- _SUPPLIED ENTRIES_
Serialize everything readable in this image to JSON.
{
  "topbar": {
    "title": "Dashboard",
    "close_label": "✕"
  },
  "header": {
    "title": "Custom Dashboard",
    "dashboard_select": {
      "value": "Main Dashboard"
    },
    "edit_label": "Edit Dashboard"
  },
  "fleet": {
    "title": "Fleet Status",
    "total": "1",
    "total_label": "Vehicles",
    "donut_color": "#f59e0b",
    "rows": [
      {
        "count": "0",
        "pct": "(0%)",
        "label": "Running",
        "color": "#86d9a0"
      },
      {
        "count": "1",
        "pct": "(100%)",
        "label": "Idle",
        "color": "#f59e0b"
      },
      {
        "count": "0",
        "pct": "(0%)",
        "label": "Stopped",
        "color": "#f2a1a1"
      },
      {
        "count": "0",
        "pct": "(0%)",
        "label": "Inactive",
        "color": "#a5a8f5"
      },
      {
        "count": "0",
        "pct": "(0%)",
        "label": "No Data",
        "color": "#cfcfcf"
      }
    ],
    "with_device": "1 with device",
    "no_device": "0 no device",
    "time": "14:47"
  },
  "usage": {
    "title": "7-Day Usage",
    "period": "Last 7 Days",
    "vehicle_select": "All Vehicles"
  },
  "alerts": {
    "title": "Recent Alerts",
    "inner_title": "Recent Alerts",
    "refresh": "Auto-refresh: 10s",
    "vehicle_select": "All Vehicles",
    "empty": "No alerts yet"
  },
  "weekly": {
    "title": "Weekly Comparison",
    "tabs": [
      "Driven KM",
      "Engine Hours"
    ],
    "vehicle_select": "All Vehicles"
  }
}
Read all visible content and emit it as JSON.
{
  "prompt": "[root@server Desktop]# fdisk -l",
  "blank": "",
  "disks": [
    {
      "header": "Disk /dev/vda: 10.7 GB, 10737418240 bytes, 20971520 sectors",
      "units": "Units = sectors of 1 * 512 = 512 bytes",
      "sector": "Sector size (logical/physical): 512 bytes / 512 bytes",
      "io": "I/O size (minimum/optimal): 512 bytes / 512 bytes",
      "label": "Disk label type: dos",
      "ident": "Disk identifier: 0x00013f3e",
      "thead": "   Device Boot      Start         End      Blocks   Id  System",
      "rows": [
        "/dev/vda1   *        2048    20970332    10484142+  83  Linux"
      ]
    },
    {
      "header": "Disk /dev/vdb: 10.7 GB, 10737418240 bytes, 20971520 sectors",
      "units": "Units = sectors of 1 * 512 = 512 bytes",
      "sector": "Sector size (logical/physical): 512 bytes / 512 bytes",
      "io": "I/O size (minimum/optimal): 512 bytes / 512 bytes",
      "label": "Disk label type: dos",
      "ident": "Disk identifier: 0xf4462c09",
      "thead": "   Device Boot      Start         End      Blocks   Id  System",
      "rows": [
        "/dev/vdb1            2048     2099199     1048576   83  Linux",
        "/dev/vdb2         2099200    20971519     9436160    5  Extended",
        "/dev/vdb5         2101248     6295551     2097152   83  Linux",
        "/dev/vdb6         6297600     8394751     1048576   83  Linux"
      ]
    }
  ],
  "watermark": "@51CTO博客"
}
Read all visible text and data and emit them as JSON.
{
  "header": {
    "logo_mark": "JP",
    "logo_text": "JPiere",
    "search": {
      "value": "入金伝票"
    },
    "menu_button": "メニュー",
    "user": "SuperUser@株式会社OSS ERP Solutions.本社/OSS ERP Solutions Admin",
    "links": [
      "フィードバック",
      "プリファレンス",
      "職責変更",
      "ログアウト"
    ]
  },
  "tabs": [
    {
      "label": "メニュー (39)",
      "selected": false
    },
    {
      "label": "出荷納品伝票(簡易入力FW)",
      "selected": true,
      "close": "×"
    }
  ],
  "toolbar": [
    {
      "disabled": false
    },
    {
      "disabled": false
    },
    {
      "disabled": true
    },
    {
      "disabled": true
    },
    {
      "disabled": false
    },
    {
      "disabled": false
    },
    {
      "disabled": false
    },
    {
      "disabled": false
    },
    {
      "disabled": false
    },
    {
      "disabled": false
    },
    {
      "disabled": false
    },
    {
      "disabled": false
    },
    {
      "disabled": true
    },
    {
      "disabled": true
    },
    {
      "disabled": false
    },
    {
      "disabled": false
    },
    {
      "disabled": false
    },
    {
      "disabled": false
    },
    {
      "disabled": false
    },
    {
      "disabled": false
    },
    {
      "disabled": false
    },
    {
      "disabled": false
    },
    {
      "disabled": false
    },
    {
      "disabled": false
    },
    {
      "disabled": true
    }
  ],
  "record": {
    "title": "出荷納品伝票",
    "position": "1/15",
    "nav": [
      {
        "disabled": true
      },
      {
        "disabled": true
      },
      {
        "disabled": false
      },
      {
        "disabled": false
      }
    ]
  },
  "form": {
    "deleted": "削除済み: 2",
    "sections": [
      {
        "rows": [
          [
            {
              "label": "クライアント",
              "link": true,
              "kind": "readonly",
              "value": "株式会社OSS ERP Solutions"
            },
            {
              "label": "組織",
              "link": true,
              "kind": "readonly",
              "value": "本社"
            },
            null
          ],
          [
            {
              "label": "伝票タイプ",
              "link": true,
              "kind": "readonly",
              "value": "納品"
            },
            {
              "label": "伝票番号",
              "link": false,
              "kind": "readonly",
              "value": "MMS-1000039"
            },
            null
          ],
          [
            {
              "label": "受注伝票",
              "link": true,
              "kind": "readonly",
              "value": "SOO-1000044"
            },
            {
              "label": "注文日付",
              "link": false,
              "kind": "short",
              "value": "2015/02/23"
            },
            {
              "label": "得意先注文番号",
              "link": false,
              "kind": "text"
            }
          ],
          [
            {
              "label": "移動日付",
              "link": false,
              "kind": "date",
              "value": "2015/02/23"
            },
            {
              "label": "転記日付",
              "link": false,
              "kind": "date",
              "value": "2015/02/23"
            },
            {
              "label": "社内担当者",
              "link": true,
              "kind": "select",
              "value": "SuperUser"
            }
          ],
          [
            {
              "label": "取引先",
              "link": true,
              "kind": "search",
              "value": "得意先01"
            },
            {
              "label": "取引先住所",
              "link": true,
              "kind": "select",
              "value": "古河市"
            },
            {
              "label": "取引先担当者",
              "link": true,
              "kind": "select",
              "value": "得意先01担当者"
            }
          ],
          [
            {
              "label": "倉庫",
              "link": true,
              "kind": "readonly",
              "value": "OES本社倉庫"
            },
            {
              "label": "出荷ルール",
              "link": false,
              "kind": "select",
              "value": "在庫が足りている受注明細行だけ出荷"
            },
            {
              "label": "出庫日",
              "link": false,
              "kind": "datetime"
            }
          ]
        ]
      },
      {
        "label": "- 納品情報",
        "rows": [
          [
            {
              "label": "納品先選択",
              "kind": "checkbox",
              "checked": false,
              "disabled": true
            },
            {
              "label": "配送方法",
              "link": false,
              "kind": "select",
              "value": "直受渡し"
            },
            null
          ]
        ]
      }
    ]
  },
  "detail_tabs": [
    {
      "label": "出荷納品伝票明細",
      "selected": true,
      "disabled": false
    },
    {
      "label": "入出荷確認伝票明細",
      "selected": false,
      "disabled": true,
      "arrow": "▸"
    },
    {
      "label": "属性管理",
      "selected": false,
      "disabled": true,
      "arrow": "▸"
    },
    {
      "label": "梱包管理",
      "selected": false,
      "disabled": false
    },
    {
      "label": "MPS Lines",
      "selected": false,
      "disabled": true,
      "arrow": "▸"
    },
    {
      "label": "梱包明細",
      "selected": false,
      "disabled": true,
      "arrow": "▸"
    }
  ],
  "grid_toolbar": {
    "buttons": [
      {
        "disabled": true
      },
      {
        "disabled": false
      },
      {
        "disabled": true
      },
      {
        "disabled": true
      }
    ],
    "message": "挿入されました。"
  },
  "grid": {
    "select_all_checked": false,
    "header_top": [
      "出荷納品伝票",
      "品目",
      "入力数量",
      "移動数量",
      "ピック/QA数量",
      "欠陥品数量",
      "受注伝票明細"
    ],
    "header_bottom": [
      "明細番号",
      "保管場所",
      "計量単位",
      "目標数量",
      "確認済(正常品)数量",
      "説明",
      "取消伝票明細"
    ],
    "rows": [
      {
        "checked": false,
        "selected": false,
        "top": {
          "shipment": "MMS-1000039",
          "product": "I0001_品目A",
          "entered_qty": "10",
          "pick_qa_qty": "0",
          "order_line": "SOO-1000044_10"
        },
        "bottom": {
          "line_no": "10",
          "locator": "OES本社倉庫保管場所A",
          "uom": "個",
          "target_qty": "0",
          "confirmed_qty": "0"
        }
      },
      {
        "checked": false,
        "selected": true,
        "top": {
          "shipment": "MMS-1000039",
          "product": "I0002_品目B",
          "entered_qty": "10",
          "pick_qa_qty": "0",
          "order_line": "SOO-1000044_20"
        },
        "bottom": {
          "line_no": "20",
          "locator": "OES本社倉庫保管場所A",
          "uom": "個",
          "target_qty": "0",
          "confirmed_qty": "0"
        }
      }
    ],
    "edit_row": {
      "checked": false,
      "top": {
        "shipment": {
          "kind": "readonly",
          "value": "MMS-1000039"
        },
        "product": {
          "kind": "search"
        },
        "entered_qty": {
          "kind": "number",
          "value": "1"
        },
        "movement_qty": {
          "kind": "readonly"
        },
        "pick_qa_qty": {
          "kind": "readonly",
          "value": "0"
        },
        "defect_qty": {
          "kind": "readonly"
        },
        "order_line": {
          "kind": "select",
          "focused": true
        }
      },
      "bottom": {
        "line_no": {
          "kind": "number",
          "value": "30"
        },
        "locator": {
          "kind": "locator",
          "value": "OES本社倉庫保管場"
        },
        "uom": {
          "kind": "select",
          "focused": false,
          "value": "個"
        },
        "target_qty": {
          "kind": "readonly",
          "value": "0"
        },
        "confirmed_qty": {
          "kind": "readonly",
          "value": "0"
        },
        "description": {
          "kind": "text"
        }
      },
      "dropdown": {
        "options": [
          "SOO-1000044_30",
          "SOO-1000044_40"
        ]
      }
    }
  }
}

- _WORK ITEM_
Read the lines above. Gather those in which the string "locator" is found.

- _ANSWER TO THIS TASK_
          "locator": "OES本社倉庫保管場所A",
          "locator": "OES本社倉庫保管場所A",
        "locator": {
          "kind": "locator",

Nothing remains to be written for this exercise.